Work task
In the copy, include no pictures. Reproduce the rest of the entries exactly.

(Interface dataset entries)
☆ ☆ ☆ ☆
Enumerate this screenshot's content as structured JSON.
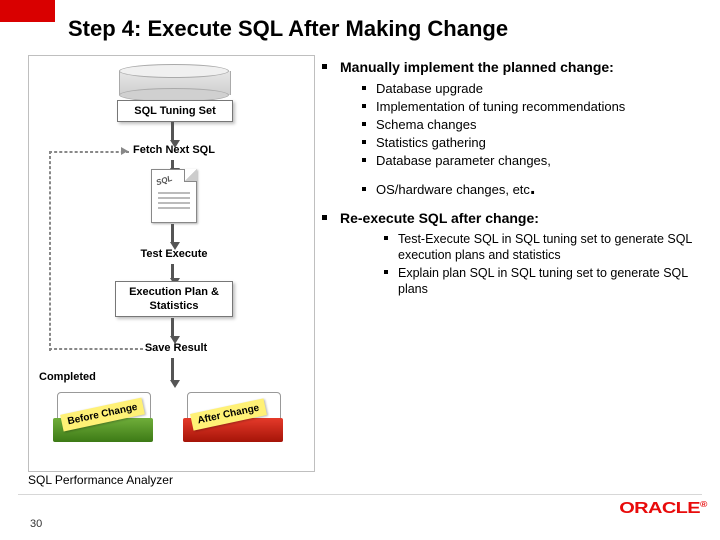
{
  "header": {
    "title": "Step 4: Execute SQL After Making Change"
  },
  "diagram": {
    "sql_tuning_set": "SQL Tuning Set",
    "fetch_next_sql": "Fetch Next SQL",
    "test_execute": "Test Execute",
    "execution_plan_stats_l1": "Execution Plan &",
    "execution_plan_stats_l2": "Statistics",
    "save_result": "Save Result",
    "completed": "Completed",
    "book_before": "Before Change",
    "book_after": "After Change",
    "analyzer_label": "SQL Performance Analyzer",
    "doc_badge": "SQL"
  },
  "bullets": {
    "main1": "Manually implement the planned change:",
    "sub1": "Database upgrade",
    "sub2": "Implementation of tuning recommendations",
    "sub3": "Schema changes",
    "sub4": "Statistics gathering",
    "sub5": "Database parameter changes,",
    "sub6a": "OS/hardware changes, etc",
    "sub6b": ".",
    "main2": "Re-execute SQL after change:",
    "sub7": "Test-Execute SQL in SQL tuning set to generate SQL execution plans and statistics",
    "sub8": "Explain plan SQL in SQL tuning set to generate SQL plans"
  },
  "footer": {
    "page": "30",
    "brand": "ORACLE",
    "reg": "®"
  }
}
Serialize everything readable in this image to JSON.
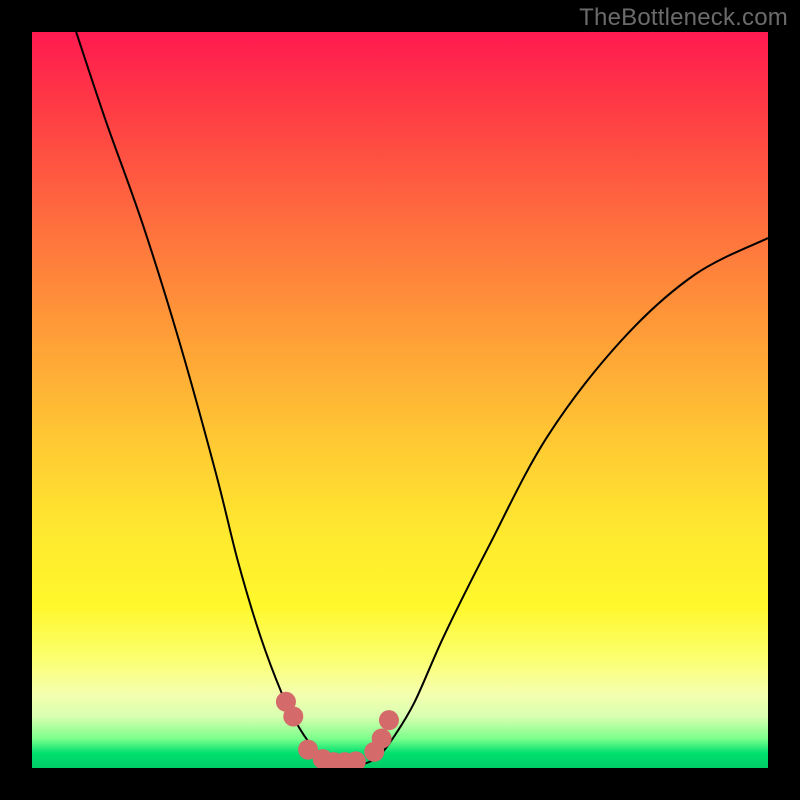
{
  "watermark": "TheBottleneck.com",
  "chart_data": {
    "type": "line",
    "title": "",
    "xlabel": "",
    "ylabel": "",
    "xlim": [
      0,
      100
    ],
    "ylim": [
      0,
      100
    ],
    "background_gradient": {
      "stops": [
        {
          "pos": 0.0,
          "color": "#ff1a50"
        },
        {
          "pos": 0.25,
          "color": "#ff6b3e"
        },
        {
          "pos": 0.55,
          "color": "#ffc733"
        },
        {
          "pos": 0.78,
          "color": "#fff82c"
        },
        {
          "pos": 0.93,
          "color": "#d9ffb0"
        },
        {
          "pos": 1.0,
          "color": "#00cc66"
        }
      ]
    },
    "series": [
      {
        "name": "left-curve",
        "x": [
          6,
          10,
          15,
          20,
          25,
          28,
          31,
          34,
          36,
          38,
          39.5,
          41,
          42.5
        ],
        "y": [
          100,
          88,
          74,
          58,
          40,
          28,
          18,
          10,
          6,
          3,
          1.5,
          0.8,
          0.5
        ],
        "stroke": "#000000",
        "width": 2.0
      },
      {
        "name": "right-curve",
        "x": [
          45,
          47,
          49,
          52,
          56,
          62,
          70,
          80,
          90,
          100
        ],
        "y": [
          0.5,
          1.5,
          4,
          9,
          18,
          30,
          45,
          58,
          67,
          72
        ],
        "stroke": "#000000",
        "width": 2.0
      },
      {
        "name": "valley-dots",
        "type": "scatter",
        "x": [
          34.5,
          35.5,
          37.5,
          39.5,
          41.0,
          42.5,
          44.0,
          46.5,
          47.5,
          48.5
        ],
        "y": [
          9.0,
          7.0,
          2.5,
          1.2,
          0.8,
          0.8,
          0.9,
          2.2,
          4.0,
          6.5
        ],
        "marker_color": "#d46a6a",
        "marker_radius": 10
      }
    ]
  }
}
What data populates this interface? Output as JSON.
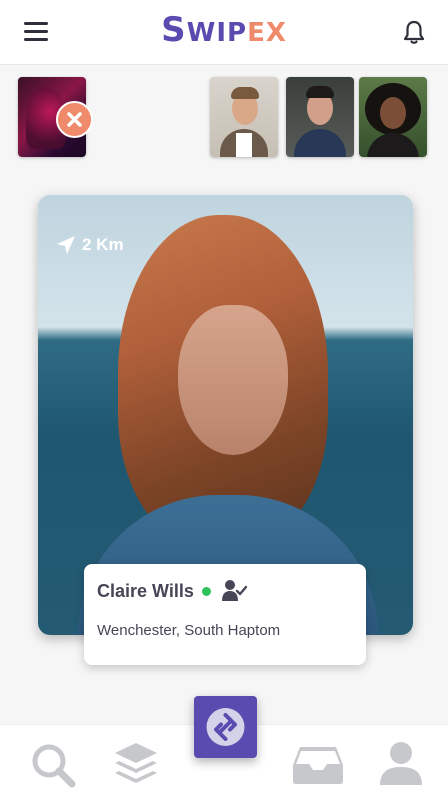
{
  "header": {
    "logo_letters": [
      {
        "char": "S",
        "color": "#5a4bb1"
      },
      {
        "char": "W",
        "color": "#5a4bb1"
      },
      {
        "char": "I",
        "color": "#5a4bb1"
      },
      {
        "char": "P",
        "color": "#5a4bb1"
      },
      {
        "char": "E",
        "color": "#ef8a6a"
      },
      {
        "char": "X",
        "color": "#ef8a6a"
      }
    ]
  },
  "stories": {
    "my_story_icon": "close-icon",
    "people_icons": [
      "avatar-man-1",
      "avatar-man-2",
      "avatar-woman-1"
    ]
  },
  "card": {
    "distance": "2 Km",
    "distance_icon": "location-arrow-icon",
    "name": "Claire Wills",
    "online_color": "#2ec35a",
    "verified_icon": "user-check-icon",
    "location": "Wenchester, South Haptom"
  },
  "nav": {
    "items": [
      "search-icon",
      "layers-icon",
      "swipex-icon",
      "inbox-icon",
      "user-icon"
    ],
    "accent": "#5a4bb1",
    "inactive_color": "#c6c8cc"
  }
}
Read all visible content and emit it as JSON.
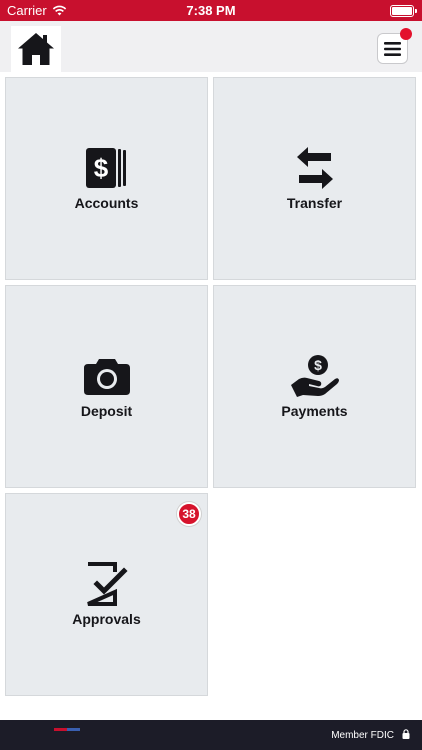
{
  "status_bar": {
    "carrier": "Carrier",
    "time": "7:38 PM"
  },
  "header": {
    "notification_color": "#e3122d"
  },
  "tiles": [
    {
      "label": "Accounts",
      "icon": "accounts-dollar-icon"
    },
    {
      "label": "Transfer",
      "icon": "transfer-arrows-icon"
    },
    {
      "label": "Deposit",
      "icon": "camera-icon"
    },
    {
      "label": "Payments",
      "icon": "payment-hand-icon"
    },
    {
      "label": "Approvals",
      "icon": "approvals-check-icon",
      "badge": "38"
    }
  ],
  "footer": {
    "member_text": "Member FDIC"
  },
  "colors": {
    "brand_red": "#c8102e",
    "tile_bg": "#e8ebee",
    "footer_bg": "#1c1c28"
  }
}
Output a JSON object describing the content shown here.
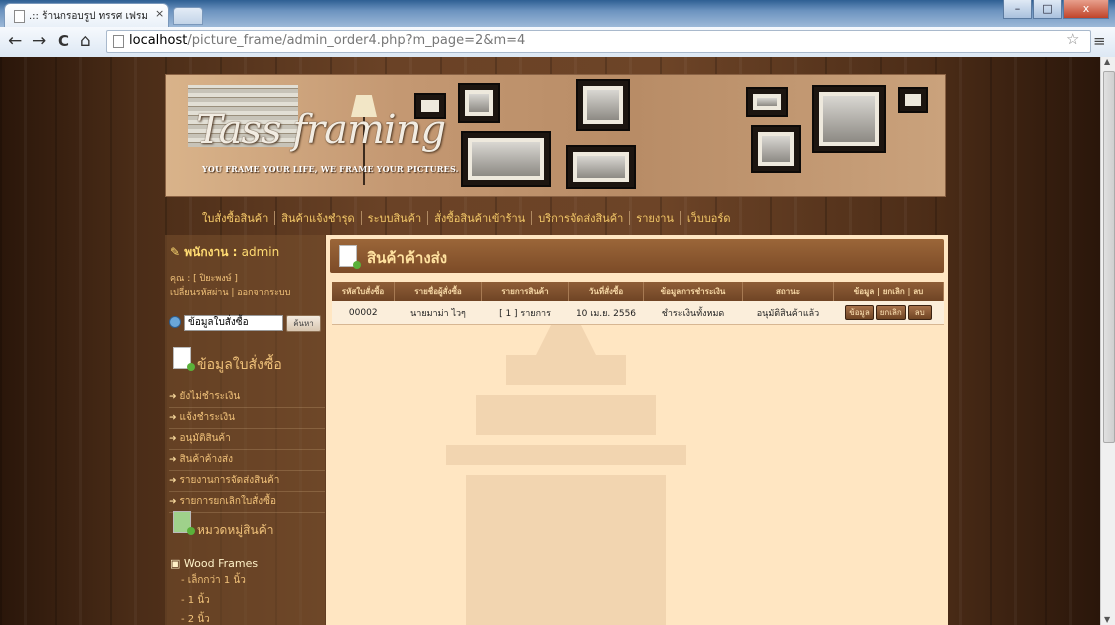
{
  "browser": {
    "tab_title": ".:: ร้านกรอบรูป ทรรศ เฟรมมิ่ง ::.",
    "tab_close": "×",
    "url_host": "localhost",
    "url_path": "/picture_frame/admin_order4.php?m_page=2&m=4",
    "back": "←",
    "forward": "→",
    "reload": "C",
    "home": "⌂",
    "star": "☆",
    "menu": "≡",
    "minimize": "–",
    "maximize": "□",
    "close": "x"
  },
  "banner": {
    "logo": "Tass framing",
    "tagline": "YOU FRAME YOUR LIFE, WE FRAME YOUR PICTURES."
  },
  "topnav": [
    "ใบสั่งซื้อสินค้า",
    "สินค้าแจ้งชำรุด",
    "ระบบสินค้า",
    "สั่งซื้อสินค้าเข้าร้าน",
    "บริการจัดส่งสินค้า",
    "รายงาน",
    "เว็บบอร์ด"
  ],
  "sidebar": {
    "staff_label": "พนักงาน :",
    "staff_name": "admin",
    "user_line": "คุณ : [ ปิยะพงษ์ ]",
    "account_line": "เปลี่ยนรหัสผ่าน | ออกจากระบบ",
    "search_value": "ข้อมูลใบสั่งซื้อ",
    "search_button": "ค้นหา",
    "order_heading": "ข้อมูลใบสั่งซื้อ",
    "links": [
      "ยังไม่ชำระเงิน",
      "แจ้งชำระเงิน",
      "อนุมัติสินค้า",
      "สินค้าค้างส่ง",
      "รายงานการจัดส่งสินค้า",
      "รายการยกเลิกใบสั่งซื้อ"
    ],
    "category_heading": "หมวดหมู่สินค้า",
    "category": "Wood Frames",
    "subcategories": [
      "- เล็กกว่า 1 นิ้ว",
      "- 1 นิ้ว",
      "- 2 นิ้ว"
    ]
  },
  "main": {
    "title": "สินค้าค้างส่ง",
    "columns": [
      "รหัสใบสั่งซื้อ",
      "รายชื่อผู้สั่งซื้อ",
      "รายการสินค้า",
      "วันที่สั่งซื้อ",
      "ข้อมูลการชำระเงิน",
      "สถานะ",
      "ข้อมูล | ยกเลิก | ลบ"
    ],
    "rows": [
      {
        "id": "00002",
        "customer": "นายมาม่า ไวๆ",
        "items": "[ 1 ] รายการ",
        "date": "10 เม.ย. 2556",
        "payment": "ชำระเงินทั้งหมด",
        "status": "อนุมัติสินค้าแล้ว",
        "btn_info": "ข้อมูล",
        "btn_cancel": "ยกเลิก",
        "btn_delete": "ลบ"
      }
    ]
  },
  "colors": {
    "accent_gold": "#f0c76a",
    "paid_blue": "#2a44d8",
    "status_orange": "#e67a1c",
    "panel_bg": "#ffe6c2"
  }
}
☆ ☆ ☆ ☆
Exercise result
Enumerate this screenshot's content as structured JSON.
{
  "header": {
    "title": "Step 4: Execute SQL After Making Change"
  },
  "diagram": {
    "sql_tuning_set": "SQL Tuning Set",
    "fetch_next_sql": "Fetch Next SQL",
    "test_execute": "Test Execute",
    "execution_plan_stats_l1": "Execution Plan &",
    "execution_plan_stats_l2": "Statistics",
    "save_result": "Save Result",
    "completed": "Completed",
    "book_before": "Before Change",
    "book_after": "After Change",
    "analyzer_label": "SQL Performance Analyzer",
    "doc_badge": "SQL"
  },
  "bullets": {
    "main1": "Manually implement the planned change:",
    "sub1": "Database upgrade",
    "sub2": "Implementation of tuning recommendations",
    "sub3": "Schema changes",
    "sub4": "Statistics gathering",
    "sub5": "Database parameter changes,",
    "sub6a": "OS/hardware changes, etc",
    "sub6b": ".",
    "main2": "Re-execute SQL after change:",
    "sub7": "Test-Execute SQL in SQL tuning set to generate SQL execution plans and statistics",
    "sub8": "Explain plan SQL in SQL tuning set to generate SQL plans"
  },
  "footer": {
    "page": "30",
    "brand": "ORACLE",
    "reg": "®"
  }
}
Serialize everything readable in this image to JSON.
{
  "watermark": "TheBottleneck.com",
  "chart_data": {
    "type": "line",
    "title": "",
    "xlabel": "",
    "ylabel": "",
    "xlim": [
      0,
      100
    ],
    "ylim": [
      0,
      100
    ],
    "background_gradient": {
      "stops": [
        {
          "pos": 0.0,
          "color": "#ff1a50"
        },
        {
          "pos": 0.25,
          "color": "#ff6b3e"
        },
        {
          "pos": 0.55,
          "color": "#ffc733"
        },
        {
          "pos": 0.78,
          "color": "#fff82c"
        },
        {
          "pos": 0.93,
          "color": "#d9ffb0"
        },
        {
          "pos": 1.0,
          "color": "#00cc66"
        }
      ]
    },
    "series": [
      {
        "name": "left-curve",
        "x": [
          6,
          10,
          15,
          20,
          25,
          28,
          31,
          34,
          36,
          38,
          39.5,
          41,
          42.5
        ],
        "y": [
          100,
          88,
          74,
          58,
          40,
          28,
          18,
          10,
          6,
          3,
          1.5,
          0.8,
          0.5
        ],
        "stroke": "#000000",
        "width": 2.0
      },
      {
        "name": "right-curve",
        "x": [
          45,
          47,
          49,
          52,
          56,
          62,
          70,
          80,
          90,
          100
        ],
        "y": [
          0.5,
          1.5,
          4,
          9,
          18,
          30,
          45,
          58,
          67,
          72
        ],
        "stroke": "#000000",
        "width": 2.0
      },
      {
        "name": "valley-dots",
        "type": "scatter",
        "x": [
          34.5,
          35.5,
          37.5,
          39.5,
          41.0,
          42.5,
          44.0,
          46.5,
          47.5,
          48.5
        ],
        "y": [
          9.0,
          7.0,
          2.5,
          1.2,
          0.8,
          0.8,
          0.9,
          2.2,
          4.0,
          6.5
        ],
        "marker_color": "#d46a6a",
        "marker_radius": 10
      }
    ]
  }
}
What data populates this interface? Output as JSON.
{
  "header": {
    "logo_letters": [
      {
        "char": "S",
        "color": "#5a4bb1"
      },
      {
        "char": "W",
        "color": "#5a4bb1"
      },
      {
        "char": "I",
        "color": "#5a4bb1"
      },
      {
        "char": "P",
        "color": "#5a4bb1"
      },
      {
        "char": "E",
        "color": "#ef8a6a"
      },
      {
        "char": "X",
        "color": "#ef8a6a"
      }
    ]
  },
  "stories": {
    "my_story_icon": "close-icon",
    "people_icons": [
      "avatar-man-1",
      "avatar-man-2",
      "avatar-woman-1"
    ]
  },
  "card": {
    "distance": "2 Km",
    "distance_icon": "location-arrow-icon",
    "name": "Claire Wills",
    "online_color": "#2ec35a",
    "verified_icon": "user-check-icon",
    "location": "Wenchester, South Haptom"
  },
  "nav": {
    "items": [
      "search-icon",
      "layers-icon",
      "swipex-icon",
      "inbox-icon",
      "user-icon"
    ],
    "accent": "#5a4bb1",
    "inactive_color": "#c6c8cc"
  }
}
Read all visible content and emit it as JSON.
{
  "status_bar": {
    "carrier": "Carrier",
    "time": "7:38 PM"
  },
  "header": {
    "notification_color": "#e3122d"
  },
  "tiles": [
    {
      "label": "Accounts",
      "icon": "accounts-dollar-icon"
    },
    {
      "label": "Transfer",
      "icon": "transfer-arrows-icon"
    },
    {
      "label": "Deposit",
      "icon": "camera-icon"
    },
    {
      "label": "Payments",
      "icon": "payment-hand-icon"
    },
    {
      "label": "Approvals",
      "icon": "approvals-check-icon",
      "badge": "38"
    }
  ],
  "footer": {
    "member_text": "Member FDIC"
  },
  "colors": {
    "brand_red": "#c8102e",
    "tile_bg": "#e8ebee",
    "footer_bg": "#1c1c28"
  }
}
Output a JSON object describing the content shown here.
{
  "browser": {
    "tab_title": ".:: ร้านกรอบรูป ทรรศ เฟรมมิ่ง ::.",
    "tab_close": "×",
    "url_host": "localhost",
    "url_path": "/picture_frame/admin_order4.php?m_page=2&m=4",
    "back": "←",
    "forward": "→",
    "reload": "C",
    "home": "⌂",
    "star": "☆",
    "menu": "≡",
    "minimize": "–",
    "maximize": "□",
    "close": "x"
  },
  "banner": {
    "logo": "Tass framing",
    "tagline": "YOU FRAME YOUR LIFE, WE FRAME YOUR PICTURES."
  },
  "topnav": [
    "ใบสั่งซื้อสินค้า",
    "สินค้าแจ้งชำรุด",
    "ระบบสินค้า",
    "สั่งซื้อสินค้าเข้าร้าน",
    "บริการจัดส่งสินค้า",
    "รายงาน",
    "เว็บบอร์ด"
  ],
  "sidebar": {
    "staff_label": "พนักงาน :",
    "staff_name": "admin",
    "user_line": "คุณ : [ ปิยะพงษ์ ]",
    "account_line": "เปลี่ยนรหัสผ่าน | ออกจากระบบ",
    "search_value": "ข้อมูลใบสั่งซื้อ",
    "search_button": "ค้นหา",
    "order_heading": "ข้อมูลใบสั่งซื้อ",
    "links": [
      "ยังไม่ชำระเงิน",
      "แจ้งชำระเงิน",
      "อนุมัติสินค้า",
      "สินค้าค้างส่ง",
      "รายงานการจัดส่งสินค้า",
      "รายการยกเลิกใบสั่งซื้อ"
    ],
    "category_heading": "หมวดหมู่สินค้า",
    "category": "Wood Frames",
    "subcategories": [
      "- เล็กกว่า 1 นิ้ว",
      "- 1 นิ้ว",
      "- 2 นิ้ว"
    ]
  },
  "main": {
    "title": "สินค้าค้างส่ง",
    "columns": [
      "รหัสใบสั่งซื้อ",
      "รายชื่อผู้สั่งซื้อ",
      "รายการสินค้า",
      "วันที่สั่งซื้อ",
      "ข้อมูลการชำระเงิน",
      "สถานะ",
      "ข้อมูล | ยกเลิก | ลบ"
    ],
    "rows": [
      {
        "id": "00002",
        "customer": "นายมาม่า ไวๆ",
        "items": "[ 1 ] รายการ",
        "date": "10 เม.ย. 2556",
        "payment": "ชำระเงินทั้งหมด",
        "status": "อนุมัติสินค้าแล้ว",
        "btn_info": "ข้อมูล",
        "btn_cancel": "ยกเลิก",
        "btn_delete": "ลบ"
      }
    ]
  },
  "colors": {
    "accent_gold": "#f0c76a",
    "paid_blue": "#2a44d8",
    "status_orange": "#e67a1c",
    "panel_bg": "#ffe6c2"
  }
}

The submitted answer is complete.